*Records supplied*
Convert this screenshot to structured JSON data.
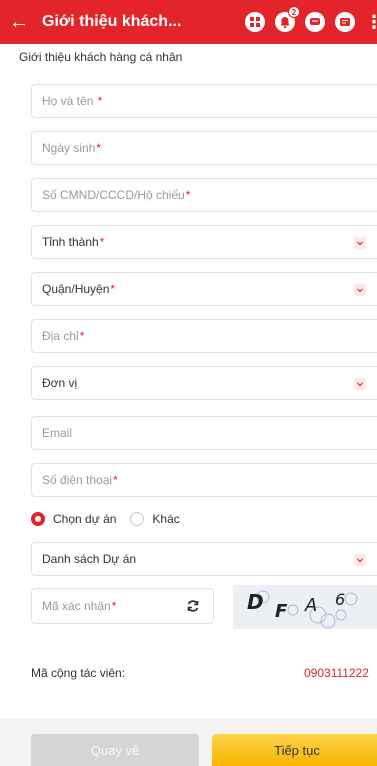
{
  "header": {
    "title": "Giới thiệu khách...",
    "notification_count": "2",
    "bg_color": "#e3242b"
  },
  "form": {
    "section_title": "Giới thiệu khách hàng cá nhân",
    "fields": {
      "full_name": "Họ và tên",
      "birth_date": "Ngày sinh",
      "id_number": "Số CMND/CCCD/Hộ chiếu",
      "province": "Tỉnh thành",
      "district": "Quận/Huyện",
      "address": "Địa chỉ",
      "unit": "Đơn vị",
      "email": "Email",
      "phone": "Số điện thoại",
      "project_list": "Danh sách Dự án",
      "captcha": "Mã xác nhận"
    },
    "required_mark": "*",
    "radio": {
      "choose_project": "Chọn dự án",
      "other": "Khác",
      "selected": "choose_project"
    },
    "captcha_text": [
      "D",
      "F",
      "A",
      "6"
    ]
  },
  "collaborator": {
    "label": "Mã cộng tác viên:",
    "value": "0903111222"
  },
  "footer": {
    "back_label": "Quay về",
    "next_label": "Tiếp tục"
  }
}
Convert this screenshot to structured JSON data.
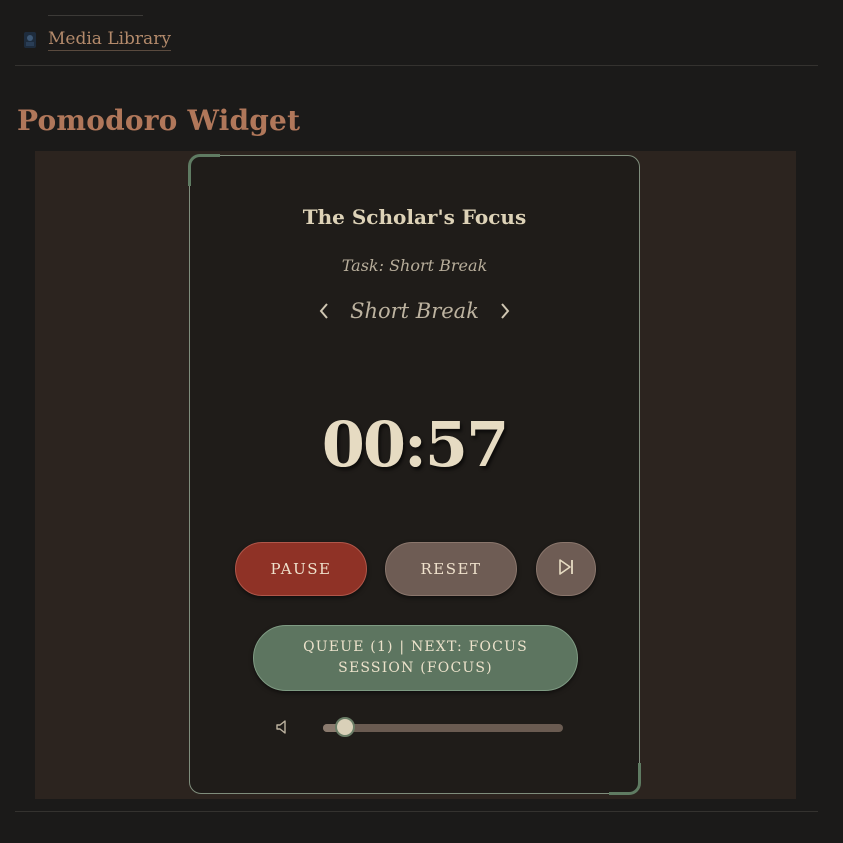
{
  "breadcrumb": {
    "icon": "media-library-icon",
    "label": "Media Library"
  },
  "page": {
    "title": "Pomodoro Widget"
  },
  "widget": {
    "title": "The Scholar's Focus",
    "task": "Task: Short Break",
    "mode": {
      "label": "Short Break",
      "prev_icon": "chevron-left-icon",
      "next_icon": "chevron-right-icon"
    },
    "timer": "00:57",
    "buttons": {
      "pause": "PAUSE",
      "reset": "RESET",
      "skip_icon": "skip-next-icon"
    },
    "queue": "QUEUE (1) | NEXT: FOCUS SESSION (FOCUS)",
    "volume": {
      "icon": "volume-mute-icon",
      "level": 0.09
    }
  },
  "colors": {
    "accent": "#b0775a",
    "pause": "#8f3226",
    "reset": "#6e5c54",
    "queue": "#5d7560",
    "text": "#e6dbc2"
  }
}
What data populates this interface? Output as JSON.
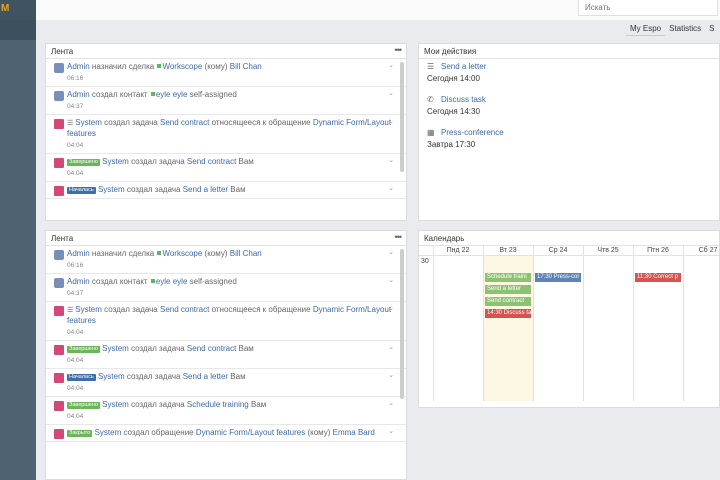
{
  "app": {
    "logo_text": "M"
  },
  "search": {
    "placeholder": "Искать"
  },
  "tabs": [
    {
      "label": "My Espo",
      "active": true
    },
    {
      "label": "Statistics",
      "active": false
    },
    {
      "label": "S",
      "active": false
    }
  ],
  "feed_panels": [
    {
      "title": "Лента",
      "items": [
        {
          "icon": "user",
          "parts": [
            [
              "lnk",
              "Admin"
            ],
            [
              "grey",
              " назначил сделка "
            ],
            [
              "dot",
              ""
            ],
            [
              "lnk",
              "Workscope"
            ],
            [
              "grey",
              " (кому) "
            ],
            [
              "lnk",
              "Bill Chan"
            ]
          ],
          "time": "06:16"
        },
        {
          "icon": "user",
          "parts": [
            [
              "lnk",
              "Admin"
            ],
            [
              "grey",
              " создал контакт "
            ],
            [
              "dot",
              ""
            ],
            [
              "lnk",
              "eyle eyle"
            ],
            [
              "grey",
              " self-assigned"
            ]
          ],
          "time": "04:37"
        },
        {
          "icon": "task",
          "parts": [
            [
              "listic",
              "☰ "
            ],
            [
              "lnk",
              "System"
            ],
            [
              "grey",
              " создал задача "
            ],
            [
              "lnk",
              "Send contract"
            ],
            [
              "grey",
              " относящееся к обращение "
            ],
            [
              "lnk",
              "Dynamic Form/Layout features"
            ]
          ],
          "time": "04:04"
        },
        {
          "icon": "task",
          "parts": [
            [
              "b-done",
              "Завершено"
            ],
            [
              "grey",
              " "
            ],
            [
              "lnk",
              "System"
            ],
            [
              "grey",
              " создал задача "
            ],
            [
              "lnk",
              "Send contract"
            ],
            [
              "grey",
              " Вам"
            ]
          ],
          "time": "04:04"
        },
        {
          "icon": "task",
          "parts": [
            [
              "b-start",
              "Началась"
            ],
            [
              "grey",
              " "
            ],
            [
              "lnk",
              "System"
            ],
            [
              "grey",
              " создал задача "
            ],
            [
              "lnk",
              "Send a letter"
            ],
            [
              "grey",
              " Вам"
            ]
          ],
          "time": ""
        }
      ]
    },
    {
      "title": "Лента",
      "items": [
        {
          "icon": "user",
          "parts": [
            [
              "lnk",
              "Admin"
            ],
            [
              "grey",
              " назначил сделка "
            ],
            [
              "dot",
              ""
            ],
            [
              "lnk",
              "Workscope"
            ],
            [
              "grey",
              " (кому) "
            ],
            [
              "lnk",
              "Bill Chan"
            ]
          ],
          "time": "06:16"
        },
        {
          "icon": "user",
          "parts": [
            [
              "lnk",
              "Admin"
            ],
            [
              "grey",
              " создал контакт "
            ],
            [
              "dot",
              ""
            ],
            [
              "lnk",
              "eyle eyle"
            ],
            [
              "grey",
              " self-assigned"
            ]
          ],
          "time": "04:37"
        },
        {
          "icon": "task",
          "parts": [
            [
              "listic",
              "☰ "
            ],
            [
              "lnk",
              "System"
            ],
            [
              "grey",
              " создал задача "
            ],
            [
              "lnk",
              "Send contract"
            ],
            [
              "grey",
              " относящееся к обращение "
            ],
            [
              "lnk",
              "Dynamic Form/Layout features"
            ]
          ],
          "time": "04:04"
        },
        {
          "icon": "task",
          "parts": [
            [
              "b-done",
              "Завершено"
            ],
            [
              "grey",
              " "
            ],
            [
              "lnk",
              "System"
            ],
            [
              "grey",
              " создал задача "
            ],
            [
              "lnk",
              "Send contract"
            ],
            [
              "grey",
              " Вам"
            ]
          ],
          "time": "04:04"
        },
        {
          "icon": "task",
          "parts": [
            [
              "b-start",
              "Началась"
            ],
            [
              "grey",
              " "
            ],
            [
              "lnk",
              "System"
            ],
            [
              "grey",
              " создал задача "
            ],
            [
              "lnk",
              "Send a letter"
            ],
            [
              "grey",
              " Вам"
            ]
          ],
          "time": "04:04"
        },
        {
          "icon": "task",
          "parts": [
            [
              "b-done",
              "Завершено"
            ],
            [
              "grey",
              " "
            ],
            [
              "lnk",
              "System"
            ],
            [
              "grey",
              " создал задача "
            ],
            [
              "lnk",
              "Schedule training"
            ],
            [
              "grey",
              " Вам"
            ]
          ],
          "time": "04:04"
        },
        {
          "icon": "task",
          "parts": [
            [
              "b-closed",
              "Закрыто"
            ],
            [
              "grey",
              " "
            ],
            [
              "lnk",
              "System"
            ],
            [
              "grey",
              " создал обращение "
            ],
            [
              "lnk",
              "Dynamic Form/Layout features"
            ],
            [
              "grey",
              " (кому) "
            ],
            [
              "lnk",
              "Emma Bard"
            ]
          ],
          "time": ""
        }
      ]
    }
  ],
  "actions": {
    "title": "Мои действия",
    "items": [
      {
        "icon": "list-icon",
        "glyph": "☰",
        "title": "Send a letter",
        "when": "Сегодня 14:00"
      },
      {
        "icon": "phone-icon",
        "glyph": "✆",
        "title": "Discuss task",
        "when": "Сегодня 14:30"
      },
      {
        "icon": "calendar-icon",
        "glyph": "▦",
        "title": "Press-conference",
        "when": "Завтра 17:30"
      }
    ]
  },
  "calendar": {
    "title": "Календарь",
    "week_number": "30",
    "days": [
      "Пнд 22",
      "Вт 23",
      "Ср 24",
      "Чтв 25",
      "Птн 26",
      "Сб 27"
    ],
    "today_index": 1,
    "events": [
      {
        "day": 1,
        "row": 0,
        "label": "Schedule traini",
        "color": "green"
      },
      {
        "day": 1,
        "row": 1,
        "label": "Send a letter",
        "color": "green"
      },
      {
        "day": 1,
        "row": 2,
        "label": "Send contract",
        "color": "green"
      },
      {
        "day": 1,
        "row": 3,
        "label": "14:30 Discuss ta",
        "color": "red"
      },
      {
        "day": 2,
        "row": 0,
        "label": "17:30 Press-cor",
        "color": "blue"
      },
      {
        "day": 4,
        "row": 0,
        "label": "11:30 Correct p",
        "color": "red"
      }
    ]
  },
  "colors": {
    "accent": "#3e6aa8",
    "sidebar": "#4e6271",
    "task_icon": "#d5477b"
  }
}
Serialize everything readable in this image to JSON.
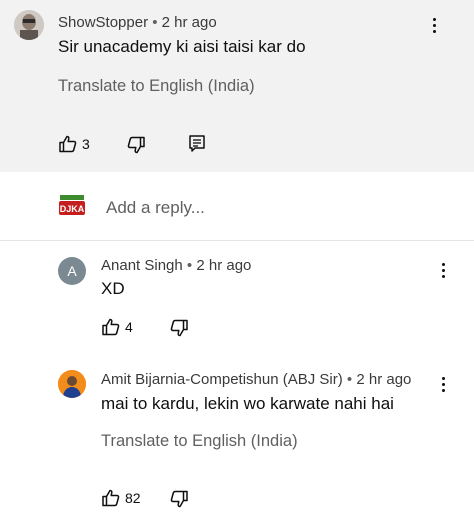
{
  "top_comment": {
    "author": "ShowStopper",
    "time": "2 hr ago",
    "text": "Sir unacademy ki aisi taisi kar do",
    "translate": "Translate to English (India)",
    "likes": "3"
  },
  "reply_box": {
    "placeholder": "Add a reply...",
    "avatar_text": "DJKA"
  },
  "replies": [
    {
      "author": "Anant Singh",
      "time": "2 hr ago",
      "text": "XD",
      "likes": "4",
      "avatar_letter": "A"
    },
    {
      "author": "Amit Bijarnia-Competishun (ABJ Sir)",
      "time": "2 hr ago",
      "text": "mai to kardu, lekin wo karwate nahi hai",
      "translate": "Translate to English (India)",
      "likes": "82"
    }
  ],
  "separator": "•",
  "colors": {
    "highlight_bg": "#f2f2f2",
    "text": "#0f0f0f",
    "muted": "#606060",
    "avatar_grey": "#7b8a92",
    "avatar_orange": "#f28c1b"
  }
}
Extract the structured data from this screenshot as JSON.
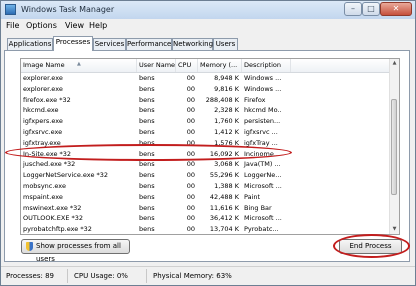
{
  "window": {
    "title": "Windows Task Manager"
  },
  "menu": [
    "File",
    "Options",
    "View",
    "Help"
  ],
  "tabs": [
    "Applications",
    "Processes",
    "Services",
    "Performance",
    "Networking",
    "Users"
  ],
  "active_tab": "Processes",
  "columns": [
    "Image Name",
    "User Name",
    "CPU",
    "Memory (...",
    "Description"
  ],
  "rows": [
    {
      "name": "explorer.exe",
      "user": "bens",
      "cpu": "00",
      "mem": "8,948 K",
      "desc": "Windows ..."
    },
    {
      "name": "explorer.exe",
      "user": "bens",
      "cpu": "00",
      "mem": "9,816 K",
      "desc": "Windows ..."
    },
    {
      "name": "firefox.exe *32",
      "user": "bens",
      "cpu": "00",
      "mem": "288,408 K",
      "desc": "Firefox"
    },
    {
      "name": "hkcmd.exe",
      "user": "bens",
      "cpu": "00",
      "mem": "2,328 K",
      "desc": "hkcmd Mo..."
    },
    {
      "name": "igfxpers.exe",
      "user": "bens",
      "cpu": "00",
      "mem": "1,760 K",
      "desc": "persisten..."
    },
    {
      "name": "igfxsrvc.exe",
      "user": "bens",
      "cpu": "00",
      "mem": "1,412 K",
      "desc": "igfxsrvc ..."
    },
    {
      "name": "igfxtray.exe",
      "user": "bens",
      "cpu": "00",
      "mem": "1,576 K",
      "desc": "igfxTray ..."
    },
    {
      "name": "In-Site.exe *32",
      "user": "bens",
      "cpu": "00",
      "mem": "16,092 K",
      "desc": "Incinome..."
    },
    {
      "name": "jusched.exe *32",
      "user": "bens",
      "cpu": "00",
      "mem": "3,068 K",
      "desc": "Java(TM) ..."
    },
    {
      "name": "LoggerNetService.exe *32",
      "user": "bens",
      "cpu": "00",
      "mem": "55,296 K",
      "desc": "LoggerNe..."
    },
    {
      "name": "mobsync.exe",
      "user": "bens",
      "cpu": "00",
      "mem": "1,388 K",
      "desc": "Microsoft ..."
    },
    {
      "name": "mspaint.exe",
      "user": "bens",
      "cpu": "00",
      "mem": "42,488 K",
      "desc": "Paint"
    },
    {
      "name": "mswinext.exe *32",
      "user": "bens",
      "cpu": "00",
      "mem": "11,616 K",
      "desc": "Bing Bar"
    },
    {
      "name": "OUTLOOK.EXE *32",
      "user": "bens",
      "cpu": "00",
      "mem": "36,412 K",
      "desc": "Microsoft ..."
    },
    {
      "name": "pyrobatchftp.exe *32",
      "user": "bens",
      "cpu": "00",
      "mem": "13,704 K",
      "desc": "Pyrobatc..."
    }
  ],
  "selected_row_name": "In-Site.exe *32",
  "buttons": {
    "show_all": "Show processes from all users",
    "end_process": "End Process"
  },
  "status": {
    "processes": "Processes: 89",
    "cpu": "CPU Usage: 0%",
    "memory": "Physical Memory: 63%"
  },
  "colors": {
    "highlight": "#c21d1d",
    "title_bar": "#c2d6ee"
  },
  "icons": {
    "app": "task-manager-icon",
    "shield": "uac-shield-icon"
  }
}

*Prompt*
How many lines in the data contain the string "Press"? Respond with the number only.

*Solved problem*
2